- [Work instruction] The output should be every line below, retyped exactly, with no images.

[Page and application data records]
•••••

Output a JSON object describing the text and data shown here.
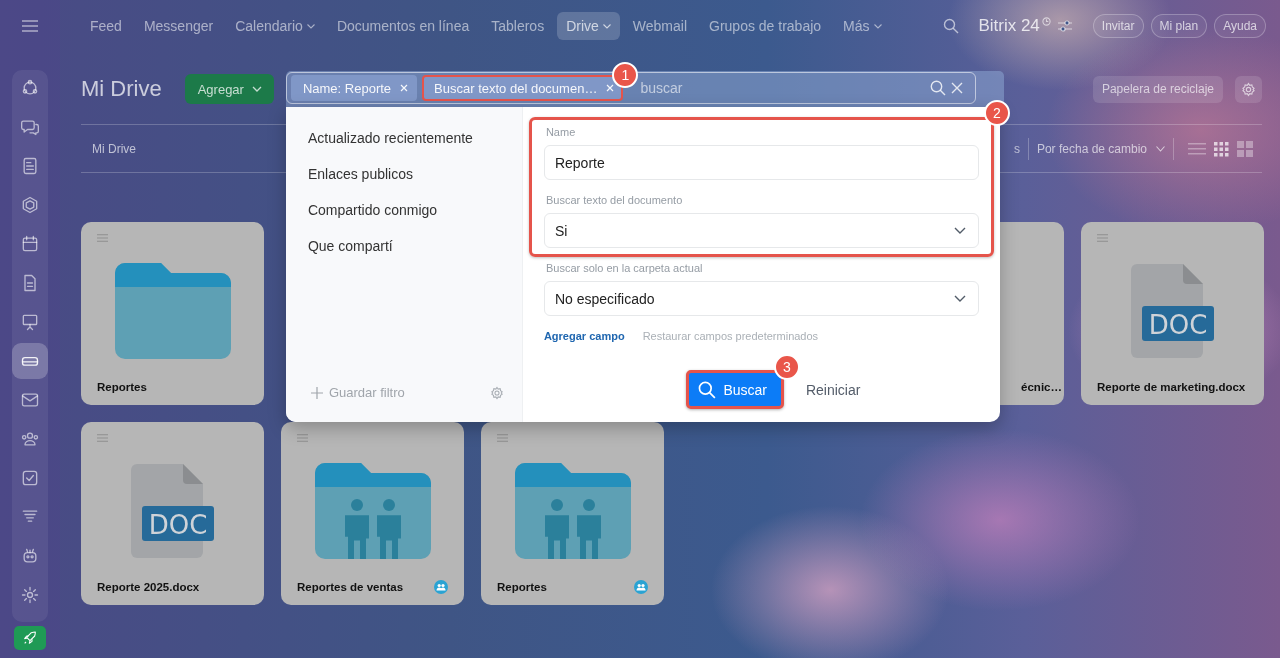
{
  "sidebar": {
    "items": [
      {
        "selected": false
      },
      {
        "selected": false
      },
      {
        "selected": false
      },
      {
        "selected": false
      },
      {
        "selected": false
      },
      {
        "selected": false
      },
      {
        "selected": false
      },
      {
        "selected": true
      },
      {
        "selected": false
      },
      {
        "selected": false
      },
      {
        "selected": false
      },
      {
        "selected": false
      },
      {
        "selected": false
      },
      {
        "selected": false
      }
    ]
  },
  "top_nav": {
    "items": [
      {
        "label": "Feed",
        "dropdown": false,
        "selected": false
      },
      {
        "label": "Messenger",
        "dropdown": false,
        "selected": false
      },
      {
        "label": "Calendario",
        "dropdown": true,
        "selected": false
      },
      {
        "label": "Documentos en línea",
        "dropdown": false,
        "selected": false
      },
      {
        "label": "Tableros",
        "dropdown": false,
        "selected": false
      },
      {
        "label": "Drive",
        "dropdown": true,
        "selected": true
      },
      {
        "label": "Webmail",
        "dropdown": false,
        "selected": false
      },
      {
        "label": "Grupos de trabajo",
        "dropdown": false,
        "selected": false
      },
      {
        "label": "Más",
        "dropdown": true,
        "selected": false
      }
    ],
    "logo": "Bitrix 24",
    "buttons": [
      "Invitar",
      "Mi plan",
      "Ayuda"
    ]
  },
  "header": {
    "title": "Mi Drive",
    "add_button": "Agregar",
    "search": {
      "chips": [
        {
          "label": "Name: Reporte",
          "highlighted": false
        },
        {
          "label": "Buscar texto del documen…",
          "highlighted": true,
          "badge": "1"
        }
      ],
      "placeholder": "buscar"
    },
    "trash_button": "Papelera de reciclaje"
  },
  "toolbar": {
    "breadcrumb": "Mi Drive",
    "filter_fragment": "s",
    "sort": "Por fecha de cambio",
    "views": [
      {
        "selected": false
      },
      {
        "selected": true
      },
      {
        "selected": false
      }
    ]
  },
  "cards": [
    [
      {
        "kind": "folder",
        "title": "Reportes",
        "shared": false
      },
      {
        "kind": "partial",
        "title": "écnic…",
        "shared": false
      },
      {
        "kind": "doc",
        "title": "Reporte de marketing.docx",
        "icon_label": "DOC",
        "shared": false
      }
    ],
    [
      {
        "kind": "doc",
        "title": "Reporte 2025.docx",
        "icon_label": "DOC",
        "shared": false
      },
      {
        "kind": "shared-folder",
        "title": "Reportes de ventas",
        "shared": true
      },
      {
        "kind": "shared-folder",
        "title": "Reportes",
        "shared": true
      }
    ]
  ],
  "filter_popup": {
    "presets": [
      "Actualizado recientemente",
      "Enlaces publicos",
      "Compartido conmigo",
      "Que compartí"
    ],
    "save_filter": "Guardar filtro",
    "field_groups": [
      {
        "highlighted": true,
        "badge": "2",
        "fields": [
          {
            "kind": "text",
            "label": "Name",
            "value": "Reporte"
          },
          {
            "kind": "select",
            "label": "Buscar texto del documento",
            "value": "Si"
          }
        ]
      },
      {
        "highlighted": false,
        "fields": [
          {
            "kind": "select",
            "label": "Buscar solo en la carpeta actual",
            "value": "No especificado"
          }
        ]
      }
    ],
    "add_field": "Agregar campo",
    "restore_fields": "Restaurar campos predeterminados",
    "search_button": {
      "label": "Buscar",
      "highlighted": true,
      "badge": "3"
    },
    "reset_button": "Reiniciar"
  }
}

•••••

- [Response to the exercise]
Output a JSON object describing the text and data shown here.
{
  "sidebar": {
    "items": [
      {
        "selected": false
      },
      {
        "selected": false
      },
      {
        "selected": false
      },
      {
        "selected": false
      },
      {
        "selected": false
      },
      {
        "selected": false
      },
      {
        "selected": false
      },
      {
        "selected": true
      },
      {
        "selected": false
      },
      {
        "selected": false
      },
      {
        "selected": false
      },
      {
        "selected": false
      },
      {
        "selected": false
      },
      {
        "selected": false
      }
    ]
  },
  "top_nav": {
    "items": [
      {
        "label": "Feed",
        "dropdown": false,
        "selected": false
      },
      {
        "label": "Messenger",
        "dropdown": false,
        "selected": false
      },
      {
        "label": "Calendario",
        "dropdown": true,
        "selected": false
      },
      {
        "label": "Documentos en línea",
        "dropdown": false,
        "selected": false
      },
      {
        "label": "Tableros",
        "dropdown": false,
        "selected": false
      },
      {
        "label": "Drive",
        "dropdown": true,
        "selected": true
      },
      {
        "label": "Webmail",
        "dropdown": false,
        "selected": false
      },
      {
        "label": "Grupos de trabajo",
        "dropdown": false,
        "selected": false
      },
      {
        "label": "Más",
        "dropdown": true,
        "selected": false
      }
    ],
    "logo": "Bitrix 24",
    "buttons": [
      "Invitar",
      "Mi plan",
      "Ayuda"
    ]
  },
  "header": {
    "title": "Mi Drive",
    "add_button": "Agregar",
    "search": {
      "chips": [
        {
          "label": "Name: Reporte",
          "highlighted": false
        },
        {
          "label": "Buscar texto del documen…",
          "highlighted": true,
          "badge": "1"
        }
      ],
      "placeholder": "buscar"
    },
    "trash_button": "Papelera de reciclaje"
  },
  "toolbar": {
    "breadcrumb": "Mi Drive",
    "filter_fragment": "s",
    "sort": "Por fecha de cambio",
    "views": [
      {
        "selected": false
      },
      {
        "selected": true
      },
      {
        "selected": false
      }
    ]
  },
  "cards": [
    [
      {
        "kind": "folder",
        "title": "Reportes",
        "shared": false
      },
      {
        "kind": "partial",
        "title": "écnic…",
        "shared": false
      },
      {
        "kind": "doc",
        "title": "Reporte de marketing.docx",
        "icon_label": "DOC",
        "shared": false
      }
    ],
    [
      {
        "kind": "doc",
        "title": "Reporte 2025.docx",
        "icon_label": "DOC",
        "shared": false
      },
      {
        "kind": "shared-folder",
        "title": "Reportes de ventas",
        "shared": true
      },
      {
        "kind": "shared-folder",
        "title": "Reportes",
        "shared": true
      }
    ]
  ],
  "filter_popup": {
    "presets": [
      "Actualizado recientemente",
      "Enlaces publicos",
      "Compartido conmigo",
      "Que compartí"
    ],
    "save_filter": "Guardar filtro",
    "field_groups": [
      {
        "highlighted": true,
        "badge": "2",
        "fields": [
          {
            "kind": "text",
            "label": "Name",
            "value": "Reporte"
          },
          {
            "kind": "select",
            "label": "Buscar texto del documento",
            "value": "Si"
          }
        ]
      },
      {
        "highlighted": false,
        "fields": [
          {
            "kind": "select",
            "label": "Buscar solo en la carpeta actual",
            "value": "No especificado"
          }
        ]
      }
    ],
    "add_field": "Agregar campo",
    "restore_fields": "Restaurar campos predeterminados",
    "search_button": {
      "label": "Buscar",
      "highlighted": true,
      "badge": "3"
    },
    "reset_button": "Reiniciar"
  }
}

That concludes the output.